## DATASET RECORDS

==================================================

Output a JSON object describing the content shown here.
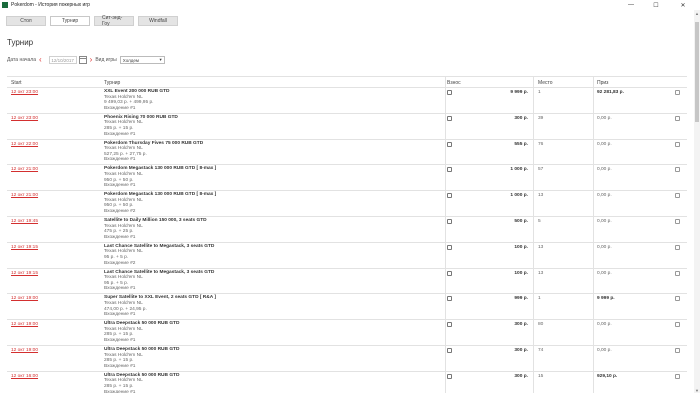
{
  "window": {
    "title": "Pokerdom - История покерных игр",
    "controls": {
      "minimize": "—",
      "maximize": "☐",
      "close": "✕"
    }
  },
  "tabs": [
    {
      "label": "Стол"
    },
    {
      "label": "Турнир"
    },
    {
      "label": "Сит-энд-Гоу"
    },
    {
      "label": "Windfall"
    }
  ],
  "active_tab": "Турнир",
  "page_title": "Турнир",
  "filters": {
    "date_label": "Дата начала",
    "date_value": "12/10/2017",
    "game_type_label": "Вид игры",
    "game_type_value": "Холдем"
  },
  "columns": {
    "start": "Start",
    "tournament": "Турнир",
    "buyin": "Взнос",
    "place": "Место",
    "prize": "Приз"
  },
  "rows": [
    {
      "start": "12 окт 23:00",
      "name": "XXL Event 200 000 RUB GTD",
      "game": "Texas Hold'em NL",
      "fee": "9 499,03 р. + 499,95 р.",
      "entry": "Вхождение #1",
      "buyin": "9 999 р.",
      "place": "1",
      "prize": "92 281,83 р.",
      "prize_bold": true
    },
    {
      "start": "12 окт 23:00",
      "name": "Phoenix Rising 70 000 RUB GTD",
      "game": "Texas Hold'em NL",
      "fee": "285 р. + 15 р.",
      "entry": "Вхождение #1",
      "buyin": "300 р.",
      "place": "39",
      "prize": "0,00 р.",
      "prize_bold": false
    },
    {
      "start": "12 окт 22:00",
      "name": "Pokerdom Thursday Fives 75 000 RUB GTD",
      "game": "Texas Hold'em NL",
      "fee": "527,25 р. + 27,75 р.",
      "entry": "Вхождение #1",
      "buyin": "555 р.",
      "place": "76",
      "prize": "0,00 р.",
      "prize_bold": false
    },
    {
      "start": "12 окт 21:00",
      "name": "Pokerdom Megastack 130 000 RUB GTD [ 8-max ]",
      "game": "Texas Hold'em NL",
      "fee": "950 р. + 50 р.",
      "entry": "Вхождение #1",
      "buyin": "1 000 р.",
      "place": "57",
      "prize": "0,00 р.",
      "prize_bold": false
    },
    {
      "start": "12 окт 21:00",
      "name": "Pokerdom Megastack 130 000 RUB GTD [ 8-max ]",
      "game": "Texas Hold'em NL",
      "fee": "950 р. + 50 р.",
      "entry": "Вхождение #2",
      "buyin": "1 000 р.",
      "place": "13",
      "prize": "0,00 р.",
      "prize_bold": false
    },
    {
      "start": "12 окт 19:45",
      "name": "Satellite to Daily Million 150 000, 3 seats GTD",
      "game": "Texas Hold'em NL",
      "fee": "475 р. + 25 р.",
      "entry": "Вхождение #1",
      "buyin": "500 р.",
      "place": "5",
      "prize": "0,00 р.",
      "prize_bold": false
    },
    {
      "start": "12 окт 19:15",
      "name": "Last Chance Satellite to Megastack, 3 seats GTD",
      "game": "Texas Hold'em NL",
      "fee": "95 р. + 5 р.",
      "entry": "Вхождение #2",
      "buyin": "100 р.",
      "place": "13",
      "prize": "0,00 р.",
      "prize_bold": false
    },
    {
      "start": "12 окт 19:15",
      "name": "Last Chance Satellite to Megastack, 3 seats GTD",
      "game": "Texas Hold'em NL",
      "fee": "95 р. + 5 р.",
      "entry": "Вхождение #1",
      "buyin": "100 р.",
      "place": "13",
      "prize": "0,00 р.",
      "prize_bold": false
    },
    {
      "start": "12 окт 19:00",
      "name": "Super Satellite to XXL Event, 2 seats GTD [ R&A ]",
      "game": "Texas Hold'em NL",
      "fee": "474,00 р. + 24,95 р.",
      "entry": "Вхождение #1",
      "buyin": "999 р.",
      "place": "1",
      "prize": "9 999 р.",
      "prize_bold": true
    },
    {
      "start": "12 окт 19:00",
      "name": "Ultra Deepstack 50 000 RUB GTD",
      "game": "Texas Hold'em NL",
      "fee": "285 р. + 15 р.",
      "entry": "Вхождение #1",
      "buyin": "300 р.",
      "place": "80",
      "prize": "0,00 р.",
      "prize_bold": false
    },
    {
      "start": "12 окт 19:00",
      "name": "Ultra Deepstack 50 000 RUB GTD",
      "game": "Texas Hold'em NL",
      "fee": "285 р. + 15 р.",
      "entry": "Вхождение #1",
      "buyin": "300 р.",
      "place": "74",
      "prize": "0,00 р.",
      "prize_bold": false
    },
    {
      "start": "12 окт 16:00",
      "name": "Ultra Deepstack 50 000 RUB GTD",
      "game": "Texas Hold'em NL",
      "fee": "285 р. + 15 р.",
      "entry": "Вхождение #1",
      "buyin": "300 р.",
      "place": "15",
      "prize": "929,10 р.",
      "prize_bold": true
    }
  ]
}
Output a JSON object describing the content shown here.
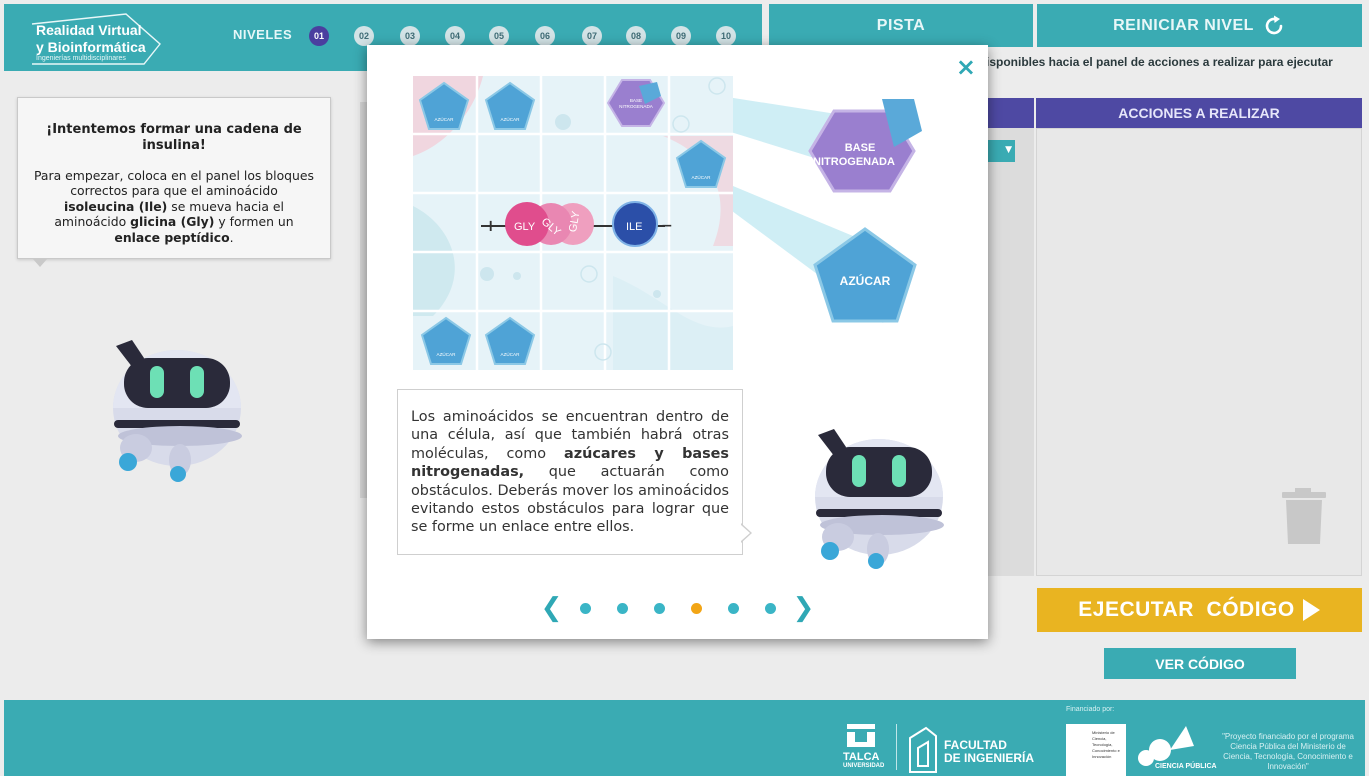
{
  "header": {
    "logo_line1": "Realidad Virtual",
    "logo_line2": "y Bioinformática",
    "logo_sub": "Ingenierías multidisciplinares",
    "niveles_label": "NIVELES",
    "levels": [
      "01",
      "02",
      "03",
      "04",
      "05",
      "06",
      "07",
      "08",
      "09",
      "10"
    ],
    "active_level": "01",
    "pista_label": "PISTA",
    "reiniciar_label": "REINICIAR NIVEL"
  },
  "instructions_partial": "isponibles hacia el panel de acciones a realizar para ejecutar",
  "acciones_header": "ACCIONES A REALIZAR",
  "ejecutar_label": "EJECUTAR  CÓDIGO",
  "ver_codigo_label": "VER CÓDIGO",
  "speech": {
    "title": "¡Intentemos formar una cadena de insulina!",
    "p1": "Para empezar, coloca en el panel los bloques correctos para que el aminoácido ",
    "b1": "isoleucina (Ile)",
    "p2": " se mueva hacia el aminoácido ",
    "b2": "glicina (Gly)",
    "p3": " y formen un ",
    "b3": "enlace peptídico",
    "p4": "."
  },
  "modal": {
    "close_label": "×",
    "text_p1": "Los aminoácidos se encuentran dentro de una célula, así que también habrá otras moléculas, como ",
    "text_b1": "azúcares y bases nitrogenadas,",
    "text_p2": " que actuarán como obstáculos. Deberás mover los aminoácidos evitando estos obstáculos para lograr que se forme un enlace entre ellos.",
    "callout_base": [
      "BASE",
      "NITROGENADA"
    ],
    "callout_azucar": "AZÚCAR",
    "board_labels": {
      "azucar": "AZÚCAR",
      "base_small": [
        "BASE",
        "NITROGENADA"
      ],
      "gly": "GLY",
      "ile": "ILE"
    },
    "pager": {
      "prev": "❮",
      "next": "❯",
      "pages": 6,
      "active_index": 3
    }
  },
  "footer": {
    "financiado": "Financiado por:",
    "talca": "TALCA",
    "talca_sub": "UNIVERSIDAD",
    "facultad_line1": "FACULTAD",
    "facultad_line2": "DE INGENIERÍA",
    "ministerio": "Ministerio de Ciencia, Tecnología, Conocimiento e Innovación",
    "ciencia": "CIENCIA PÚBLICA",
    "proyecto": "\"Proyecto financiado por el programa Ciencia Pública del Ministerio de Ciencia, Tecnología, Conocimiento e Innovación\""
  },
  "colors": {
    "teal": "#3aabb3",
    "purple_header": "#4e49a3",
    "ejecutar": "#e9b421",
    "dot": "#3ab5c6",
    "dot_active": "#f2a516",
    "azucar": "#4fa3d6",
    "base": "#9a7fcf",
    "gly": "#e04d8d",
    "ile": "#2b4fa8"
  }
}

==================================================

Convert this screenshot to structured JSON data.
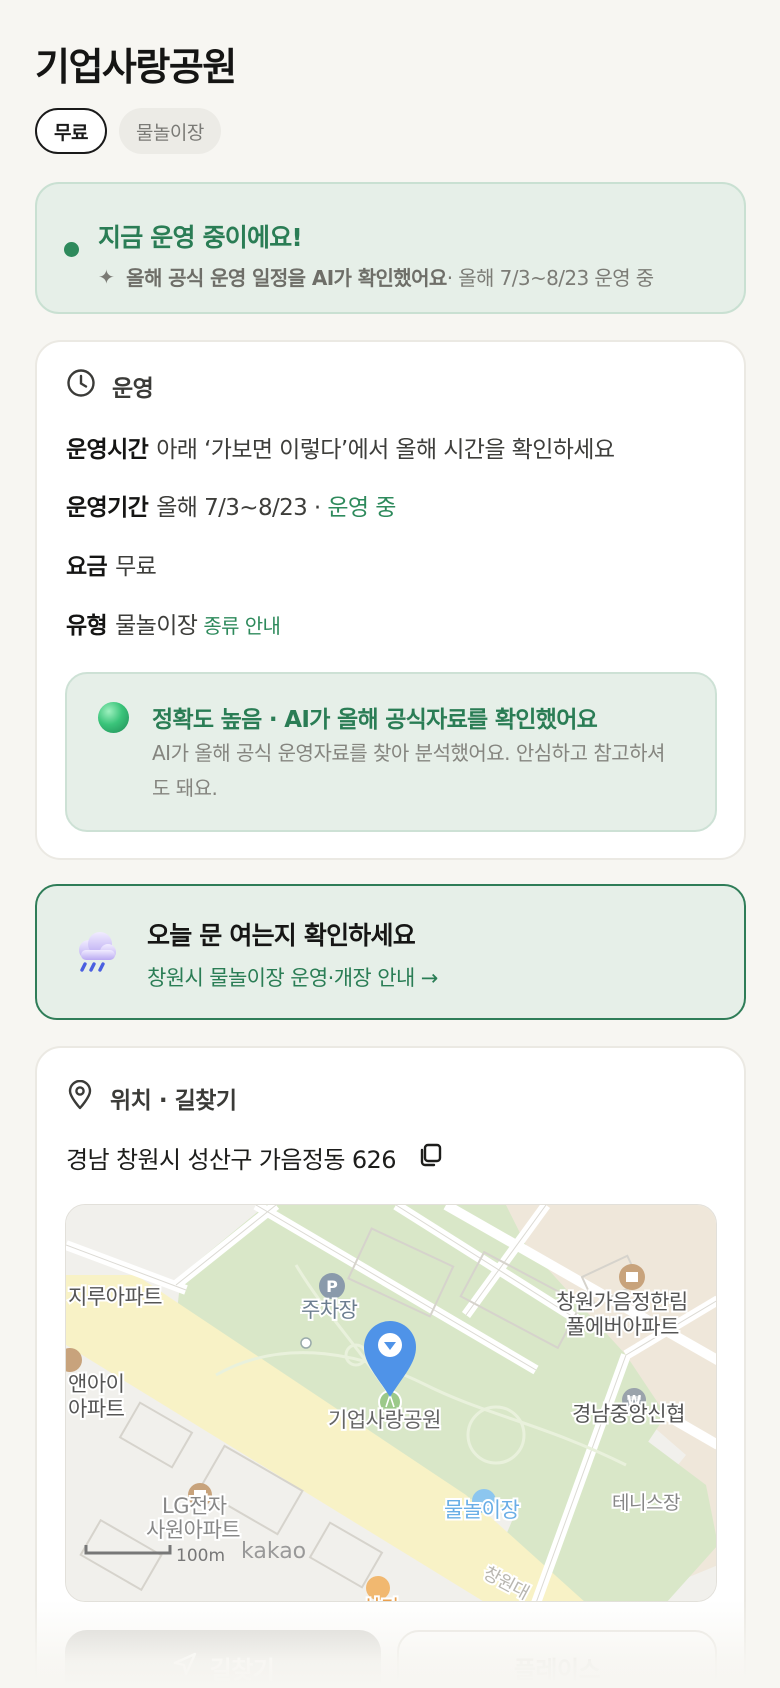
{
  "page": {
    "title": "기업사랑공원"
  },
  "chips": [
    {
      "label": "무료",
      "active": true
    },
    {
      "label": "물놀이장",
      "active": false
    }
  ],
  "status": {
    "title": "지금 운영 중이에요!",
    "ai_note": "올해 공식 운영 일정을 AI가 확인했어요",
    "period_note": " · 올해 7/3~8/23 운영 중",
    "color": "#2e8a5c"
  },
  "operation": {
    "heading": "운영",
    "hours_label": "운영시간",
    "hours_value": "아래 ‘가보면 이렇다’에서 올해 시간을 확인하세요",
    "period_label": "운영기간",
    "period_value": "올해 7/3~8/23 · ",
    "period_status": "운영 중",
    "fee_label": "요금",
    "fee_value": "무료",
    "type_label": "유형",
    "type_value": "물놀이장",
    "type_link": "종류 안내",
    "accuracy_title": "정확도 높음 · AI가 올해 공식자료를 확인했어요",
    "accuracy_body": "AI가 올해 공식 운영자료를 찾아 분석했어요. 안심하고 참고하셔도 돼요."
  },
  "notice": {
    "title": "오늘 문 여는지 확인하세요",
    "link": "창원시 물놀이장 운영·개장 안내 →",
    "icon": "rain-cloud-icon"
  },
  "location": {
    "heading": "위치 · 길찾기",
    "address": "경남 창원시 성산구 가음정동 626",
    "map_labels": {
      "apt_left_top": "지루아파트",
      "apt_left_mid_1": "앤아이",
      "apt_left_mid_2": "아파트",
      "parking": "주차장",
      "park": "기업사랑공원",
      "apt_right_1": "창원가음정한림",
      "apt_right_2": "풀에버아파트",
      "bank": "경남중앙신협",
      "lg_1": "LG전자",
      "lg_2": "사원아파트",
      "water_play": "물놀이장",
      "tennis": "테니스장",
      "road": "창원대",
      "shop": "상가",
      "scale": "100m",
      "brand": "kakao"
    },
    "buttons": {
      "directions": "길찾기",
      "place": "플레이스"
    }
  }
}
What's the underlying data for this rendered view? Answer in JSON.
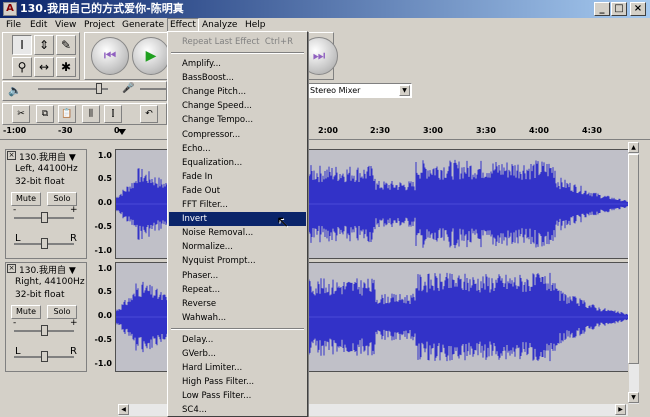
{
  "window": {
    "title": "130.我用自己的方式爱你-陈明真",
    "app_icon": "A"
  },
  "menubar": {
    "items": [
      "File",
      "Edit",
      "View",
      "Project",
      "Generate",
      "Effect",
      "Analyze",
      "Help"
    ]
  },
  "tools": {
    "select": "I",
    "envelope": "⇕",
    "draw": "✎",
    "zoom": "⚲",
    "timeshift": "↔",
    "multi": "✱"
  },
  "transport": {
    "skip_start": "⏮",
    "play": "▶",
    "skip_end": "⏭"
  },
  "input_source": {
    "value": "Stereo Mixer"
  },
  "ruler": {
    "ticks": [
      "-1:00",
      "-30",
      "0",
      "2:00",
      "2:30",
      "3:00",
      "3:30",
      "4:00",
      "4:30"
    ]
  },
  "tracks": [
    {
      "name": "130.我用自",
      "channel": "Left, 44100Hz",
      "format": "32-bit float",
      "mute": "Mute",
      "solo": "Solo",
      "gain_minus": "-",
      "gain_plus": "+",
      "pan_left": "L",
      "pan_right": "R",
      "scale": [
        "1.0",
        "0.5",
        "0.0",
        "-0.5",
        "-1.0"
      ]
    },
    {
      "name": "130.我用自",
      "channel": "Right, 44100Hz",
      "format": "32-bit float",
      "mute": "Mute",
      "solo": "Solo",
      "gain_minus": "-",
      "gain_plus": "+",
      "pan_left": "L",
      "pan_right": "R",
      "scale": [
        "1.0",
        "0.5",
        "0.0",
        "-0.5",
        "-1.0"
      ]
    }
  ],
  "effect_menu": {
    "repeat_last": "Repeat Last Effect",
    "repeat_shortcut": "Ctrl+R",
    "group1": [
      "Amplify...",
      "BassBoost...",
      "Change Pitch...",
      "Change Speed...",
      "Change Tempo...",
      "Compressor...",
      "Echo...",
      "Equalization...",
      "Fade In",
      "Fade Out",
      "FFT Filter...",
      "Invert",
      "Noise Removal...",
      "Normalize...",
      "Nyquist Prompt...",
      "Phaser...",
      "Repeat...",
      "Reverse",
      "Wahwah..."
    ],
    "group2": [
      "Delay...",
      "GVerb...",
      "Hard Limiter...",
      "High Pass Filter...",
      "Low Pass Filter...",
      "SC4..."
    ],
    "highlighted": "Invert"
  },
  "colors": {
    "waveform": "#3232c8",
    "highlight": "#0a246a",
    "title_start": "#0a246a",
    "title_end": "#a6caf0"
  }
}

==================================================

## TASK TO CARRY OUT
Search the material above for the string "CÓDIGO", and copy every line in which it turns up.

## RESPONSE TO THE EXERCISE
  "ejecutar_label": "EJECUTAR  CÓDIGO",
  "ver_codigo_label": "VER CÓDIGO",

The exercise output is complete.